LAS VEGAS -- Here’s a phrase you’re certain to hear from Martin O’Malley after he takes the debate stage here: “15 years of executive experience.”

O’Malley, who served for seven years as Baltimore’s mayor and eight years as Maryland’s governor, routinely touts his record of getting things done and argues that’s what sets him apart from his Democratic rivals.

So far, that argument hasn’t resonated with many voters. O’Malley remains mired in the single digits in national polls as well as those from Iowa and New Hampshire. Even Democrats in O’Malley’s home state of Maryland are more inclined to support Hillary Rodham Clinton and Sen. Bernie Sanders (I-Vt.).

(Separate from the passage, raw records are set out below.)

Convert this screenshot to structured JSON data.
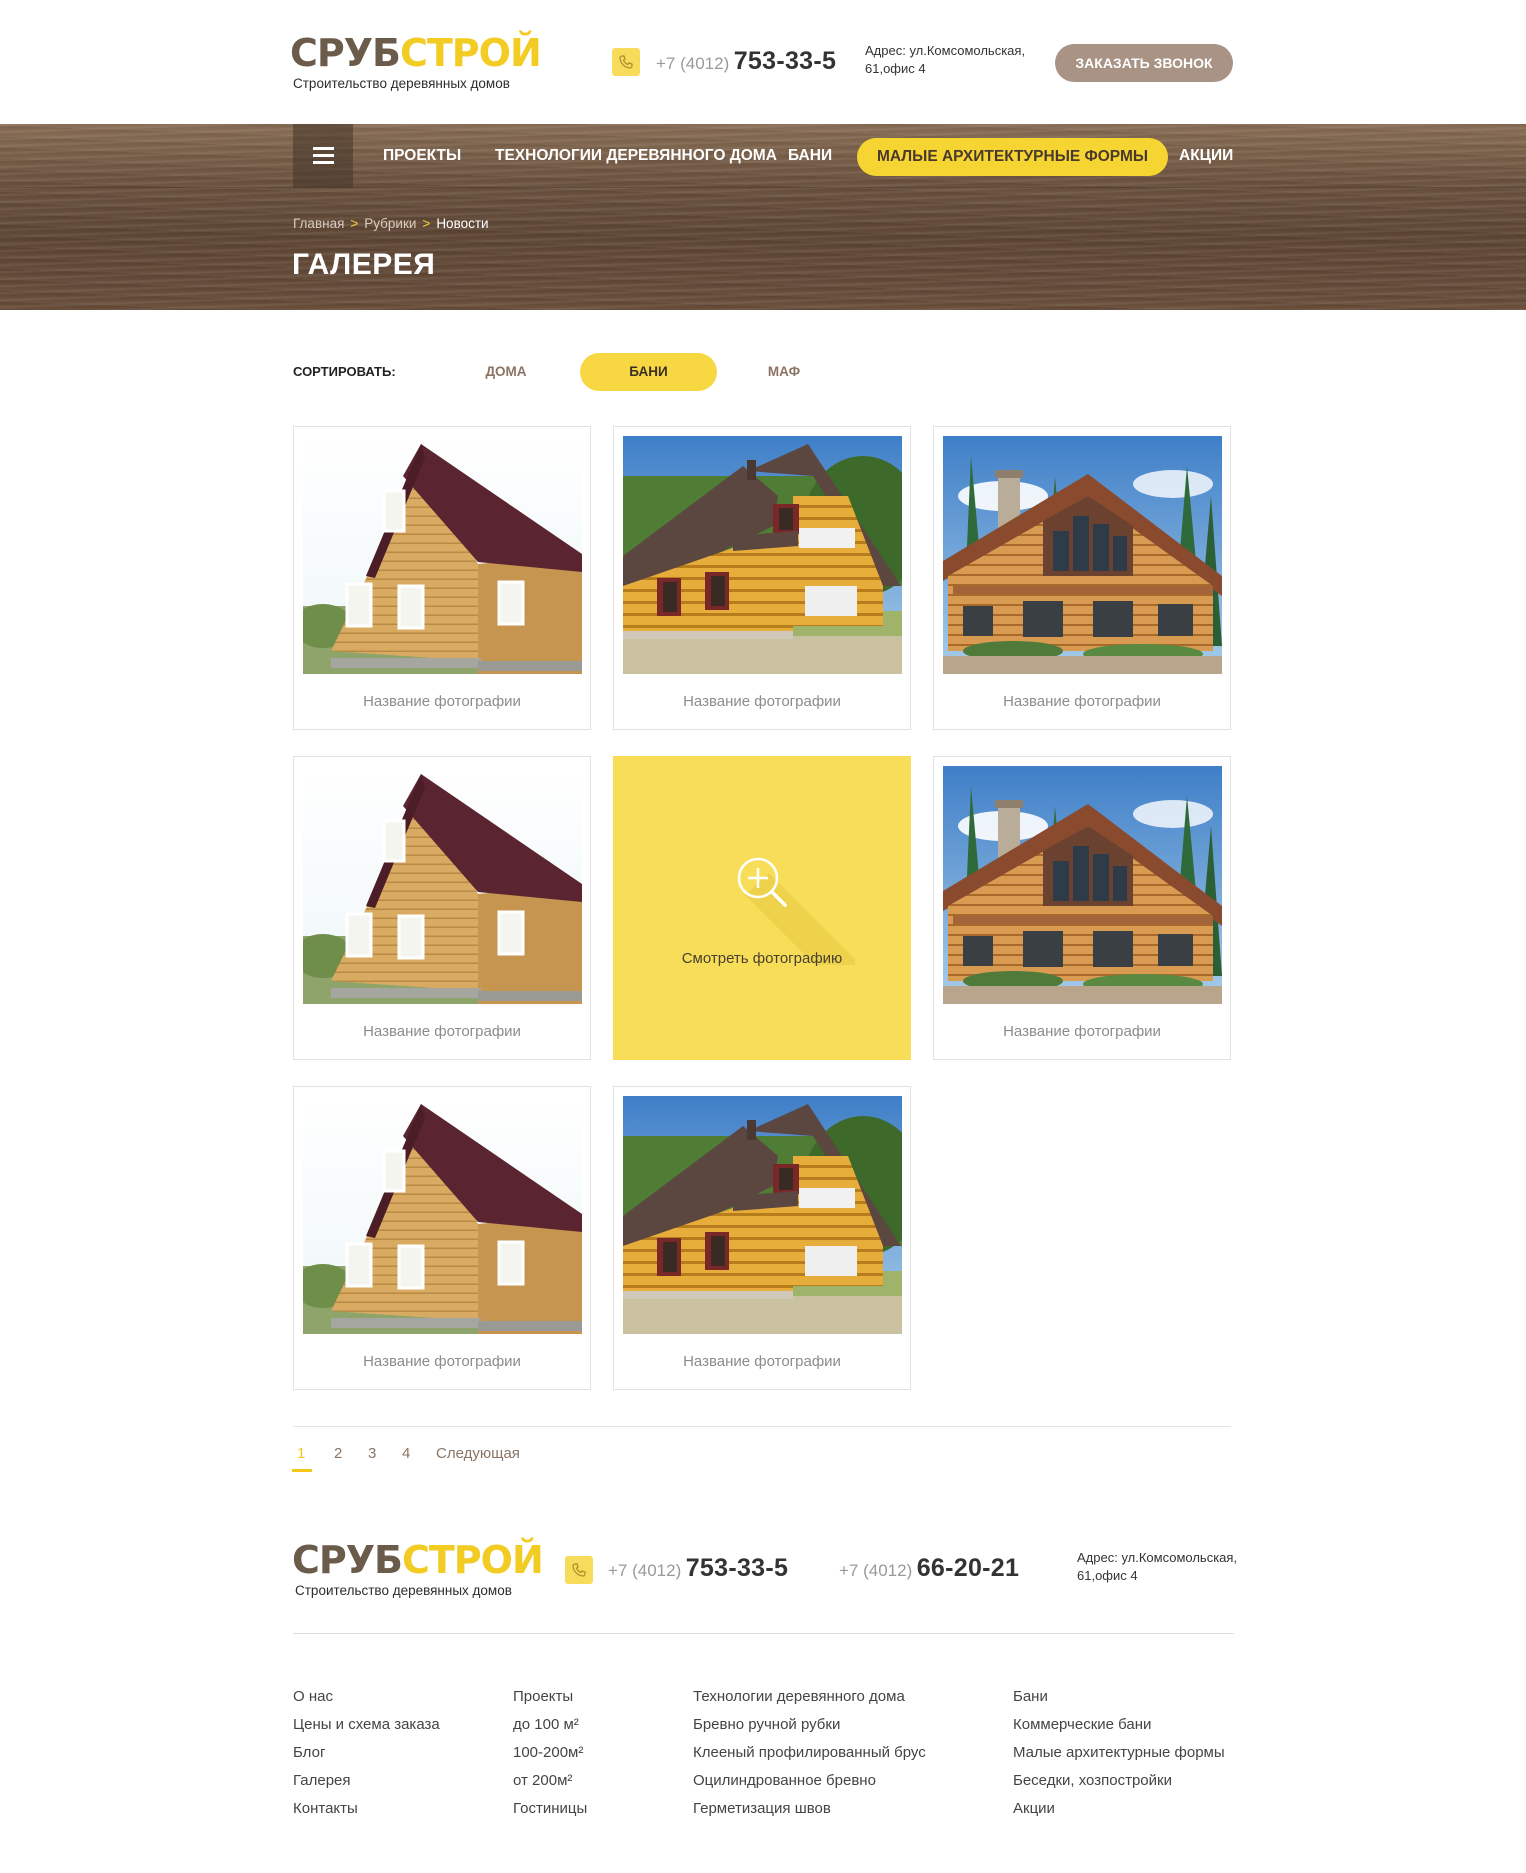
{
  "header": {
    "logo_part1": "СРУБ",
    "logo_part2": "СТРОЙ",
    "logo_tagline": "Строительство деревянных домов",
    "phone_code": "+7 (4012)",
    "phone_number": "753-33-5",
    "address": "Адрес: ул.Комсомольская, 61,офис 4",
    "callback_label": "ЗАКАЗАТЬ ЗВОНОК"
  },
  "nav": {
    "items": [
      "ПРОЕКТЫ",
      "ТЕХНОЛОГИИ ДЕРЕВЯННОГО ДОМА",
      "БАНИ",
      "МАЛЫЕ АРХИТЕКТУРНЫЕ ФОРМЫ",
      "АКЦИИ"
    ],
    "active_index": 3
  },
  "breadcrumb": [
    "Главная",
    "Рубрики",
    "Новости"
  ],
  "page_title": "ГАЛЕРЕЯ",
  "sort": {
    "label": "СОРТИРОВАТЬ:",
    "options": [
      "ДОМА",
      "БАНИ",
      "МАФ"
    ],
    "active_index": 1
  },
  "gallery": {
    "items": [
      {
        "caption": "Название фотографии",
        "image": "timber-house"
      },
      {
        "caption": "Название фотографии",
        "image": "log-house"
      },
      {
        "caption": "Название фотографии",
        "image": "chalet-house"
      },
      {
        "caption": "Название фотографии",
        "image": "timber-house"
      },
      {
        "caption": "Смотреть фотографию",
        "image": "zoom-overlay",
        "hover": true
      },
      {
        "caption": "Название фотографии",
        "image": "chalet-house"
      },
      {
        "caption": "Название фотографии",
        "image": "timber-house"
      },
      {
        "caption": "Название фотографии",
        "image": "log-house"
      }
    ]
  },
  "pagination": {
    "pages": [
      "1",
      "2",
      "3",
      "4"
    ],
    "next_label": "Следующая",
    "current": 1
  },
  "footer": {
    "logo_part1": "СРУБ",
    "logo_part2": "СТРОЙ",
    "logo_tagline": "Строительство деревянных домов",
    "phone1_code": "+7 (4012)",
    "phone1_number": "753-33-5",
    "phone2_code": "+7 (4012)",
    "phone2_number": "66-20-21",
    "address": "Адрес: ул.Комсомольская, 61,офис 4",
    "columns": [
      [
        "О нас",
        "Цены и схема заказа",
        "Блог",
        "Галерея",
        "Контакты"
      ],
      [
        "Проекты",
        "до 100 м²",
        "100-200м²",
        "от 200м²",
        "Гостиницы"
      ],
      [
        "Технологии деревянного дома",
        "Бревно ручной рубки",
        "Клееный профилированный брус",
        "Оцилиндрованное бревно",
        "Герметизация швов"
      ],
      [
        "Бани",
        "Коммерческие бани",
        "Малые архитектурные формы",
        "Беседки, хозпостройки",
        "Акции"
      ]
    ]
  },
  "colors": {
    "accent": "#f6d532",
    "brand_brown": "#6a5b4b",
    "callback_button": "#a89384",
    "link_brown": "#8b7464"
  }
}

O’Malley’s campaign is banking on a breakout moment on Tuesday night, as voters across the country get their first chance to size up all five candidates seeking the Democratic nomination.

His eight-year tenure as governor gives him plenty of progressive policy victories to crow about. During his tenure, the state raised the minimum wage, legalized same-sex marriage, adopted new gun-control measures, repealed the death penalty, pumped record amounts of money into education and took several steps to make life easier for undocumented immigrants.

O’Malley argues that while other candidates talk about the progressive policies they would pursue, he’s already demonstrated that he can put them in place. (Usually left unmentioned is that the fact that Democrats control both chambers of the Maryland legislature, making it a friendlier environment for a Democratic chief executive than Congress is these days.)

And O’Malley’s record as mayor of Baltimore came under a great deal of scrutiny early in his presidential campaign.

As mayor, he ushered in an era of zero-tolerance policing in the city. O’Malley argues the aggressive approach helped drive down crime. His critics have said it bred distrust between police and the community and contributed to the discontent that surfaced during the rioting earlier this year.

There’s something else that sets O’Malley apart on the campaign trail: His guitar. The former governor has long had a side career as the frontman for O’Malley’s March, a Celtic rock band. At campaign stops, it’s not unusual for O’Malley to play a song after he delivers remarks.

At age 52, O’Malley is also the youngest candidate in the Democratic field. A father of four, he is married to a district court judge in Baltimore.

Despite his low standing in the polls, O’Malley comes across as a happy warrior as he stumps across the early nominating states. One reason for his optimism dates back to the 1984, when he worked as a young organizer for the presidential campaign of Gary Hart.

Hart barely registered in the polls during the summer before the voting began. He exceeded expectations in Iowa, scored an upset in New Hampshire and went on to give former vice president Walter Mondale a serious challenge for the nomination.

As O’Malley takes the stage Tuesday, he is hoping history will repeat itself -- and then some.